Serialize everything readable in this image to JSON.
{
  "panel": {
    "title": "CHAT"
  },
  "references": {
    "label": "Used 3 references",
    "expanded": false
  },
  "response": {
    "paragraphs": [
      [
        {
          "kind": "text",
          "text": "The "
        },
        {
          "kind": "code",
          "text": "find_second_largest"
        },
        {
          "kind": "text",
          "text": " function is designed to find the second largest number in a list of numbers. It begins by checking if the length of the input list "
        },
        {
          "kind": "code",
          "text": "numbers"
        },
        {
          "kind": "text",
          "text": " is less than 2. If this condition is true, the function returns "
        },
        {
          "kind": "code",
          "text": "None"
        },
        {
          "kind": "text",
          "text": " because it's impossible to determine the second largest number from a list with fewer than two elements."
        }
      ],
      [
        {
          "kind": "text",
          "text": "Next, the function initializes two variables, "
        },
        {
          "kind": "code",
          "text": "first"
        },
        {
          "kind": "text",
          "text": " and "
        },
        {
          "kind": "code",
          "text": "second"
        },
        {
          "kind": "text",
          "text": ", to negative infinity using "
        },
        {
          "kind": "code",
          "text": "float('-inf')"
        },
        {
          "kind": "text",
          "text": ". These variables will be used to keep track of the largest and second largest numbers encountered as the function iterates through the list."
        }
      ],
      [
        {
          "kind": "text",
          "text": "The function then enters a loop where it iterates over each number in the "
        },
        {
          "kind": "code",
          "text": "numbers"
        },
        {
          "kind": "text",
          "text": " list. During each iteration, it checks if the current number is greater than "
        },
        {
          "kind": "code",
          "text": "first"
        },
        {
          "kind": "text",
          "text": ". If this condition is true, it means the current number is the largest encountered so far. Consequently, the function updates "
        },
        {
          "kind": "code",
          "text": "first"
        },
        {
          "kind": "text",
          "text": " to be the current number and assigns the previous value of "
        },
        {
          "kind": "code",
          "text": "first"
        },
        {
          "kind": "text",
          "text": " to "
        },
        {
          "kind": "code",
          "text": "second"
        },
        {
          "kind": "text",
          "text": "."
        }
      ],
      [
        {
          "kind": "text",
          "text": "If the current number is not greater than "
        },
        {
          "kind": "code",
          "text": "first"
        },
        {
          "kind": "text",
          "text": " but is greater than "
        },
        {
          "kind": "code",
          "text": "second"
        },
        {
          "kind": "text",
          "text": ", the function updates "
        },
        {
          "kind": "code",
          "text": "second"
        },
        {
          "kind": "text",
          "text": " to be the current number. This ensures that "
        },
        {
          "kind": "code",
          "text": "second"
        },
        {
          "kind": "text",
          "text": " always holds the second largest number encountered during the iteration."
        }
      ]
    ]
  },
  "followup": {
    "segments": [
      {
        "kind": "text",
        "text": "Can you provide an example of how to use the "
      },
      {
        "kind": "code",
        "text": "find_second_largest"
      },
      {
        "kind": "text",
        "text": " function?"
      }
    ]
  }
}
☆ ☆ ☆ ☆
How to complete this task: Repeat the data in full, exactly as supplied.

Answer to this task:
Serialize everything readable in this image to JSON.
{
  "panel": {
    "title": "CHAT"
  },
  "references": {
    "label": "Used 3 references",
    "expanded": false
  },
  "response": {
    "paragraphs": [
      [
        {
          "kind": "text",
          "text": "The "
        },
        {
          "kind": "code",
          "text": "find_second_largest"
        },
        {
          "kind": "text",
          "text": " function is designed to find the second largest number in a list of numbers. It begins by checking if the length of the input list "
        },
        {
          "kind": "code",
          "text": "numbers"
        },
        {
          "kind": "text",
          "text": " is less than 2. If this condition is true, the function returns "
        },
        {
          "kind": "code",
          "text": "None"
        },
        {
          "kind": "text",
          "text": " because it's impossible to determine the second largest number from a list with fewer than two elements."
        }
      ],
      [
        {
          "kind": "text",
          "text": "Next, the function initializes two variables, "
        },
        {
          "kind": "code",
          "text": "first"
        },
        {
          "kind": "text",
          "text": " and "
        },
        {
          "kind": "code",
          "text": "second"
        },
        {
          "kind": "text",
          "text": ", to negative infinity using "
        },
        {
          "kind": "code",
          "text": "float('-inf')"
        },
        {
          "kind": "text",
          "text": ". These variables will be used to keep track of the largest and second largest numbers encountered as the function iterates through the list."
        }
      ],
      [
        {
          "kind": "text",
          "text": "The function then enters a loop where it iterates over each number in the "
        },
        {
          "kind": "code",
          "text": "numbers"
        },
        {
          "kind": "text",
          "text": " list. During each iteration, it checks if the current number is greater than "
        },
        {
          "kind": "code",
          "text": "first"
        },
        {
          "kind": "text",
          "text": ". If this condition is true, it means the current number is the largest encountered so far. Consequently, the function updates "
        },
        {
          "kind": "code",
          "text": "first"
        },
        {
          "kind": "text",
          "text": " to be the current number and assigns the previous value of "
        },
        {
          "kind": "code",
          "text": "first"
        },
        {
          "kind": "text",
          "text": " to "
        },
        {
          "kind": "code",
          "text": "second"
        },
        {
          "kind": "text",
          "text": "."
        }
      ],
      [
        {
          "kind": "text",
          "text": "If the current number is not greater than "
        },
        {
          "kind": "code",
          "text": "first"
        },
        {
          "kind": "text",
          "text": " but is greater than "
        },
        {
          "kind": "code",
          "text": "second"
        },
        {
          "kind": "text",
          "text": ", the function updates "
        },
        {
          "kind": "code",
          "text": "second"
        },
        {
          "kind": "text",
          "text": " to be the current number. This ensures that "
        },
        {
          "kind": "code",
          "text": "second"
        },
        {
          "kind": "text",
          "text": " always holds the second largest number encountered during the iteration."
        }
      ]
    ]
  },
  "followup": {
    "segments": [
      {
        "kind": "text",
        "text": "Can you provide an example of how to use the "
      },
      {
        "kind": "code",
        "text": "find_second_largest"
      },
      {
        "kind": "text",
        "text": " function?"
      }
    ]
  }
}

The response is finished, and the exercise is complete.